* [EXERCISE DETAILS]: Present each line of the entries below that holds the word "package".

* [DATA RECORDS]:
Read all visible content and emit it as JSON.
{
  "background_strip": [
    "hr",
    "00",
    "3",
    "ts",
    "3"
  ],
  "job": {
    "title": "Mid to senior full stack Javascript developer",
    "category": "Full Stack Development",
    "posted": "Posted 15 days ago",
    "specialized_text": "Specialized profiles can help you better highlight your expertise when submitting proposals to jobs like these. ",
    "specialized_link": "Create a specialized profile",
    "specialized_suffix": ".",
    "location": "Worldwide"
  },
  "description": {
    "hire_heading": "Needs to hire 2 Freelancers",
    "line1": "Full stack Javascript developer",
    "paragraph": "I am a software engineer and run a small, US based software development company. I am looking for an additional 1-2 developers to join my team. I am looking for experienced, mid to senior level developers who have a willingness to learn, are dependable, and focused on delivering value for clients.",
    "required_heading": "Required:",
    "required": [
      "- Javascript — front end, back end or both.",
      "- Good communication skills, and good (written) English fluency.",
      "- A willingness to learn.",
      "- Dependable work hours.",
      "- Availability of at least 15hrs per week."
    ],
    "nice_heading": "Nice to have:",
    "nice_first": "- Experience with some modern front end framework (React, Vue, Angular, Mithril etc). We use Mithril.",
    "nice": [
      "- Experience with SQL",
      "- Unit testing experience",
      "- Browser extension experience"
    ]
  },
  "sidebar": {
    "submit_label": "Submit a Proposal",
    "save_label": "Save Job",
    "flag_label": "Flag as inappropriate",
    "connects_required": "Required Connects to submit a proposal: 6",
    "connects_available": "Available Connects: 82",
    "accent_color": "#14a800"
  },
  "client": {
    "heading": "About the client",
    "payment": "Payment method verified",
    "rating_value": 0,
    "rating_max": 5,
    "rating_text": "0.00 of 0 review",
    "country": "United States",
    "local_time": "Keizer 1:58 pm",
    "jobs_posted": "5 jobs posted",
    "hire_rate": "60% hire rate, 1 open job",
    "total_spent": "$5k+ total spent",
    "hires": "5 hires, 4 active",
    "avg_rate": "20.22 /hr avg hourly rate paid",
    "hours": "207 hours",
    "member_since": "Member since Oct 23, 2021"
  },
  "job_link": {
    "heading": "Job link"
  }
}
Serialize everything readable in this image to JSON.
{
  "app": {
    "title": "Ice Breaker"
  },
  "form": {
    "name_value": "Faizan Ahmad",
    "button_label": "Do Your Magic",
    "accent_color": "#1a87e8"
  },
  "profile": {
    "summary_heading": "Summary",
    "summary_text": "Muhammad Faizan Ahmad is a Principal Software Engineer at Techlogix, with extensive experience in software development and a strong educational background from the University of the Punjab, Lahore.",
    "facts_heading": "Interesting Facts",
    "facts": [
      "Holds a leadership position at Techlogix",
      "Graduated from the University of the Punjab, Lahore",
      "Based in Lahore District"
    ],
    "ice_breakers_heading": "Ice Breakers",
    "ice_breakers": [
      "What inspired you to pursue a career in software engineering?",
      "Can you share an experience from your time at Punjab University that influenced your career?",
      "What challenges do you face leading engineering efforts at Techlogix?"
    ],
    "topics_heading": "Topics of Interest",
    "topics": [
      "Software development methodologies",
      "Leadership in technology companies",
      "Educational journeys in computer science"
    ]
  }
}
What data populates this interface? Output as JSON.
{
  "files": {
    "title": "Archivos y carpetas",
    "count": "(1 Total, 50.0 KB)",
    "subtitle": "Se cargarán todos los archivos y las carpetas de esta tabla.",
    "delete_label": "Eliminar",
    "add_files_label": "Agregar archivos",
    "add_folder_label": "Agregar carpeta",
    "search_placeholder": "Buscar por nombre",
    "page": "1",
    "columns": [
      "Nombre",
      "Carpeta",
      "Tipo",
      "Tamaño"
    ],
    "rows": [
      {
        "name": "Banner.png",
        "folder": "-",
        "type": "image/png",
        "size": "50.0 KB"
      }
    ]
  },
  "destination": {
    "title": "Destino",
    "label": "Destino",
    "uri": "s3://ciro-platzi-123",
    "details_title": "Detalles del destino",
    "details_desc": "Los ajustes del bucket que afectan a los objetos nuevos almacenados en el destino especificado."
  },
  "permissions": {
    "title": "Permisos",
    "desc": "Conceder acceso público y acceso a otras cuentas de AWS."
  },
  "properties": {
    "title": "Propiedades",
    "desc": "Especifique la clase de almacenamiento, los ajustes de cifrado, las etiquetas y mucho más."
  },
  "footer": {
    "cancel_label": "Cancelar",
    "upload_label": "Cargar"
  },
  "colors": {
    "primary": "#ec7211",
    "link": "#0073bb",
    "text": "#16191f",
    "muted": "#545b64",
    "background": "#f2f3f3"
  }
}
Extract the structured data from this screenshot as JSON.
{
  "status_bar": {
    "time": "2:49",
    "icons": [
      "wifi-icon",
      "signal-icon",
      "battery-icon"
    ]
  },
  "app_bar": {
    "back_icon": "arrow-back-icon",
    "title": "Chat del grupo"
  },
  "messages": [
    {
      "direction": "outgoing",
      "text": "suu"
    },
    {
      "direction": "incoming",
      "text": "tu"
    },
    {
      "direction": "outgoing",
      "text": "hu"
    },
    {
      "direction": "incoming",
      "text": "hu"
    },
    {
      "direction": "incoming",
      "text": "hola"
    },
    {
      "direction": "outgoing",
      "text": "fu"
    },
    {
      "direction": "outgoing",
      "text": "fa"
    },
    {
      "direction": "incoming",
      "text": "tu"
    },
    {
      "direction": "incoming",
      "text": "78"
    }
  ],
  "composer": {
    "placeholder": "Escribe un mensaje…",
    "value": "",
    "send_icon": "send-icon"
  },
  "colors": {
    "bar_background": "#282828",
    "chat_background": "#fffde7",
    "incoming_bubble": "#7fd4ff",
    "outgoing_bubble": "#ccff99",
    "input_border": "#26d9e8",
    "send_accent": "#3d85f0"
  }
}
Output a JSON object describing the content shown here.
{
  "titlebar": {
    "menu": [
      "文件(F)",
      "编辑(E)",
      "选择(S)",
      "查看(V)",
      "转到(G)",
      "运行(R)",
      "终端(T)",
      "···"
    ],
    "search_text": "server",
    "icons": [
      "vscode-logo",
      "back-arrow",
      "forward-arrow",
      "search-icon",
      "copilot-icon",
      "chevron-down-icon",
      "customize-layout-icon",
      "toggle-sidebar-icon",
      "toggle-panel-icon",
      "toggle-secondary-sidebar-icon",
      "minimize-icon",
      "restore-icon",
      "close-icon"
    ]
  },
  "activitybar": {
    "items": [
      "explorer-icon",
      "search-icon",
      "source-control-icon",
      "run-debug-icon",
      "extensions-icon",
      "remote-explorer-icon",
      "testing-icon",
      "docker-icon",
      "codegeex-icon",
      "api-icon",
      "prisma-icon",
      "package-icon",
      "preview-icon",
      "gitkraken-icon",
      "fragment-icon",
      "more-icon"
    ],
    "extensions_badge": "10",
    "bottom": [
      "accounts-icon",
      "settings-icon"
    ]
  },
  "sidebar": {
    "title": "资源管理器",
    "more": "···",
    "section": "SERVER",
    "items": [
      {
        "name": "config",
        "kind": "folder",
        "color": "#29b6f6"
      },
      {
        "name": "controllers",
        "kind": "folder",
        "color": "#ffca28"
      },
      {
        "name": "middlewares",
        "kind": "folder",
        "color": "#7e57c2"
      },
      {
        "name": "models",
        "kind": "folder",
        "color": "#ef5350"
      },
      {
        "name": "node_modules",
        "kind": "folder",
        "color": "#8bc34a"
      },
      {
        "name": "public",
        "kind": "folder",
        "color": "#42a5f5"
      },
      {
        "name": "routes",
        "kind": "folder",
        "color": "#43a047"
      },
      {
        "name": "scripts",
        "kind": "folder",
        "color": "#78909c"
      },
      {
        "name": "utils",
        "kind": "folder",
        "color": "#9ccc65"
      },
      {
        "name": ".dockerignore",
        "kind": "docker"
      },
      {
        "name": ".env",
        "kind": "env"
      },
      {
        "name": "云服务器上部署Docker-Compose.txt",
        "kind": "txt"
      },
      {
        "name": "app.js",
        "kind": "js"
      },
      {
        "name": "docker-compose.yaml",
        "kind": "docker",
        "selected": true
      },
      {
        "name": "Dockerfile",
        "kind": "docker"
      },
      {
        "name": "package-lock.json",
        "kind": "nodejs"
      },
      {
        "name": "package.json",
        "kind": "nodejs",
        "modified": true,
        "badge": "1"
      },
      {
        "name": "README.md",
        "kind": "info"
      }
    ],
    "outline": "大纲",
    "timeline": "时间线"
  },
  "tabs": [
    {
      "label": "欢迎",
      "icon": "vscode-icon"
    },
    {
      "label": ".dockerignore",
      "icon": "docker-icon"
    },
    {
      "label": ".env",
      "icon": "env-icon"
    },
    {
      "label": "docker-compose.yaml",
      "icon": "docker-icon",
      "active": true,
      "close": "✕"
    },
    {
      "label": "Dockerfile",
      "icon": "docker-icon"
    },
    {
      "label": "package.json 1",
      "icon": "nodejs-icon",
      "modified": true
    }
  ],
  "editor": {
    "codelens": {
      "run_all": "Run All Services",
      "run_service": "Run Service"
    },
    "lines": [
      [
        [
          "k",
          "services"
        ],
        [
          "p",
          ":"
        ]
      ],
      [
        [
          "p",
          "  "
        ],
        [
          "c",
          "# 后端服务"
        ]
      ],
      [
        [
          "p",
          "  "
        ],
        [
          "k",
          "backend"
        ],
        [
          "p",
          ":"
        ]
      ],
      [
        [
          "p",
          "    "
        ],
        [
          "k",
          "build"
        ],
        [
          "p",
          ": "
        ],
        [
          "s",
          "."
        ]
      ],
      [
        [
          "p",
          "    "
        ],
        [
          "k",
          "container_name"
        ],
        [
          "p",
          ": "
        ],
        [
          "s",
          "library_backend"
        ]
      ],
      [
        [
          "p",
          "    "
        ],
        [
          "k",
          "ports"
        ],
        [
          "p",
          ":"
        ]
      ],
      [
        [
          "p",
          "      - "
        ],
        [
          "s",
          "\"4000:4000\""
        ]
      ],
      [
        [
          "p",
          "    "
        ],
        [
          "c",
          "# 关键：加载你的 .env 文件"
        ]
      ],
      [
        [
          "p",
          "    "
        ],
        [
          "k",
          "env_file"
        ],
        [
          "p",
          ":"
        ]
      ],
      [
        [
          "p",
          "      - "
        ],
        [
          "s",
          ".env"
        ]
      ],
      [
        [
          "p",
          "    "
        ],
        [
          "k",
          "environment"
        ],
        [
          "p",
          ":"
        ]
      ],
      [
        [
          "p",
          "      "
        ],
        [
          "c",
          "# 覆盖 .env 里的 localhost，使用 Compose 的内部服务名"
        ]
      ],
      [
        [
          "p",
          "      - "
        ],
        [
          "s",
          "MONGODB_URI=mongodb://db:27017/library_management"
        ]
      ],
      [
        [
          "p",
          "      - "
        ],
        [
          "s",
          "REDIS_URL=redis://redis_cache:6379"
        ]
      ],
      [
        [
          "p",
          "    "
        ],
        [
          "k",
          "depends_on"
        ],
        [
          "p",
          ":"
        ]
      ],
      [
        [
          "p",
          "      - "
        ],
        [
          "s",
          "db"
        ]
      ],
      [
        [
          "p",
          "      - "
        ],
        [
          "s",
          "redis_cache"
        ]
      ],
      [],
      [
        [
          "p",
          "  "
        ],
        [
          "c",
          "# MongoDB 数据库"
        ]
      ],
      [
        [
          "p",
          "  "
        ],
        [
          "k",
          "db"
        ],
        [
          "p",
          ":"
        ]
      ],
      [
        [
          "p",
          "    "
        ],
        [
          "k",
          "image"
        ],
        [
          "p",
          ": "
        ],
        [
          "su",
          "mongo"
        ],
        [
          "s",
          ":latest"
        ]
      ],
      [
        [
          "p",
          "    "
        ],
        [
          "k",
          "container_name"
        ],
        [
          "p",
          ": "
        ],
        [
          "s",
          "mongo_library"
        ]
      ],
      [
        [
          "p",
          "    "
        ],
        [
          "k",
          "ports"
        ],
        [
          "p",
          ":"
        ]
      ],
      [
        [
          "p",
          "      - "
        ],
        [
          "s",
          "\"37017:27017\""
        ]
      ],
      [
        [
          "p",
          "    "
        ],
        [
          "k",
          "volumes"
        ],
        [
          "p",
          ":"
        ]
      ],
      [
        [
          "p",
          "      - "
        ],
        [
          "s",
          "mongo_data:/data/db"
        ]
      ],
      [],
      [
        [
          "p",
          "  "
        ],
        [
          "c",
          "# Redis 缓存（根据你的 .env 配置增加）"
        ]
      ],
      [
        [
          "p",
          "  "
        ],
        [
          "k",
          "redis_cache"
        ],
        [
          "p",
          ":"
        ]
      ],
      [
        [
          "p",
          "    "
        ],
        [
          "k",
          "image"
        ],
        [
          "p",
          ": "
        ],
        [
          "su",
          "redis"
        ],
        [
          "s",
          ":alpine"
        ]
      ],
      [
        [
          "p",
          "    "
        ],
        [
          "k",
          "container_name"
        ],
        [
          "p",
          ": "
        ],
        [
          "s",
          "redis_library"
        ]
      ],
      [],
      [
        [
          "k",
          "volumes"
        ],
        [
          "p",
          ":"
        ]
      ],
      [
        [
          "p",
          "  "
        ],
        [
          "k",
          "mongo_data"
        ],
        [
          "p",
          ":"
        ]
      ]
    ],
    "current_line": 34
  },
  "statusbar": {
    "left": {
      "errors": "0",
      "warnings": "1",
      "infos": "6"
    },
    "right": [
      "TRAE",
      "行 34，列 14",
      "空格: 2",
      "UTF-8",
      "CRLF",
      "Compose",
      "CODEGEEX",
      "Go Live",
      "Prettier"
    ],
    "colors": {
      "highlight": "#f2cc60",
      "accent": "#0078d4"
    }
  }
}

* [OUTPUT OF THE TASK]:
      "package-icon",
        "name": "package-lock.json",
        "name": "package.json",
      "label": "package.json 1",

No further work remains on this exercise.